Here are some common questions about counselling:

What is Counselling?

There are many different kinds of counselling. Many counsellors work on the basis that providing you with an environment in which you feel comfortable will enable you to explore your feelings and reflect on your situation. Thus giving you a clearer understanding of what you are experiencing and help you to organise and gain some control over your thoughts and feelings.

The relationship between the client and counsellor is not like any other relationship in life. Counsellors work within strict guidelines and boundaries in order to give the client the ideal environment. Sessions are time limited, often 50 minutes per session, and there may be an end date set. This allows the client to be clear from the beginning what they are to expect and it promotes empowerment of the client rather than reliance on the counsellor.

RASASC counsellors will never pressure you into talking about anything you do not wish to. The sessions tend to be person centred meaning that it is the client that chooses what they want to work on and the counsellor facilitates this. Counselling is a two-way process and the client has to participate in order to get the best out of it.

RASASC’s counselling service is confidential within the organisation however if the counsellor was to believe that the client or anyone else was at risk of harm then confidentiality will be broken. The counsellor will discuss exactly what this means in the first session.

Will it help me?

Counselling is not a ‘fix all’ solution. It is more like the cement in the wall of your healing process.
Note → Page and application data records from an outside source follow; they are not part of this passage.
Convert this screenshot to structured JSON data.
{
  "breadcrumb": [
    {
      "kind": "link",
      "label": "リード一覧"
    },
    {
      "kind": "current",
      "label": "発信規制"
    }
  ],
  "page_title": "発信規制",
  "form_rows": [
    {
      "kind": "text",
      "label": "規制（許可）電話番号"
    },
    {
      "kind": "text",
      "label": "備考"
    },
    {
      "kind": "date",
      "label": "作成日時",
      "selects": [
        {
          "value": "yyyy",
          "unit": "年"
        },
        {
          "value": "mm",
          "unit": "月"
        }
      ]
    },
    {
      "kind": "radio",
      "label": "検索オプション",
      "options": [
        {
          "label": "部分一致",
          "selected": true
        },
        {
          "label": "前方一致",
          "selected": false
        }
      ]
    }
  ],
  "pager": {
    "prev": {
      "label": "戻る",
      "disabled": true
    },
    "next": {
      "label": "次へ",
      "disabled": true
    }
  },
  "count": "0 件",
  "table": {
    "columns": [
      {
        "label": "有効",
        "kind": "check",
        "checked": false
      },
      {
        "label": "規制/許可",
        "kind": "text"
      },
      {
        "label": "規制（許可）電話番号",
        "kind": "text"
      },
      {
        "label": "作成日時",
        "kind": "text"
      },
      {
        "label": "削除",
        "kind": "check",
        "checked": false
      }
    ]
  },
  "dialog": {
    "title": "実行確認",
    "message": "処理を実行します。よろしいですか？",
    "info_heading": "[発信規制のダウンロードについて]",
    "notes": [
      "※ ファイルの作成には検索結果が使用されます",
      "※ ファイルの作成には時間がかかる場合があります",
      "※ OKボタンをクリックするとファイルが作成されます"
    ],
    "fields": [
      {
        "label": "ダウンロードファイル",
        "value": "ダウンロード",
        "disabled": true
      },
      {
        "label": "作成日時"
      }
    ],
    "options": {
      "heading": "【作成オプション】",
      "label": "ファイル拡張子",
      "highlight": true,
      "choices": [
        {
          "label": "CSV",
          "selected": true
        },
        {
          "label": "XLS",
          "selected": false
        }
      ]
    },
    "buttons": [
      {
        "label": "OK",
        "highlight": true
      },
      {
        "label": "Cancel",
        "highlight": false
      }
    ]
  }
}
The counselling experience is different for everyone.

Whether it helps or not depends on a number of factors including; the type of counselling, the counsellor themselves, what stage of recovery you are in, your current mental and emotional health and, most of all, your willingness to engage with the counselling process.

For these reasons you may have very different experiences if you try counselling more than once. If it has not worked for you in the past it does not mean it won’t work if you try it again.

The key to counselling is wanting it, it won’t work if you are forcing yourself into it because you think it is the best thing to do. You may not be ready to access counselling now but in time you might come to a point where you feel the time is right. Do not pressure yourself into anything.

How can I access counselling?

  • You can access counselling through RASASC via contacting us by telephone or email
  • You can search the internet or contact RASASC to get information on rape centres that provide counselling in your area.
  • You can access various kinds of counselling through you GP and other non-specific counselling charities.
  • You can choose to pay for counselling use the following link to find a reputable counsellor in your area:

You can contact RASASC (in office hours) to get more information and advice on any of the issues talked about in this section.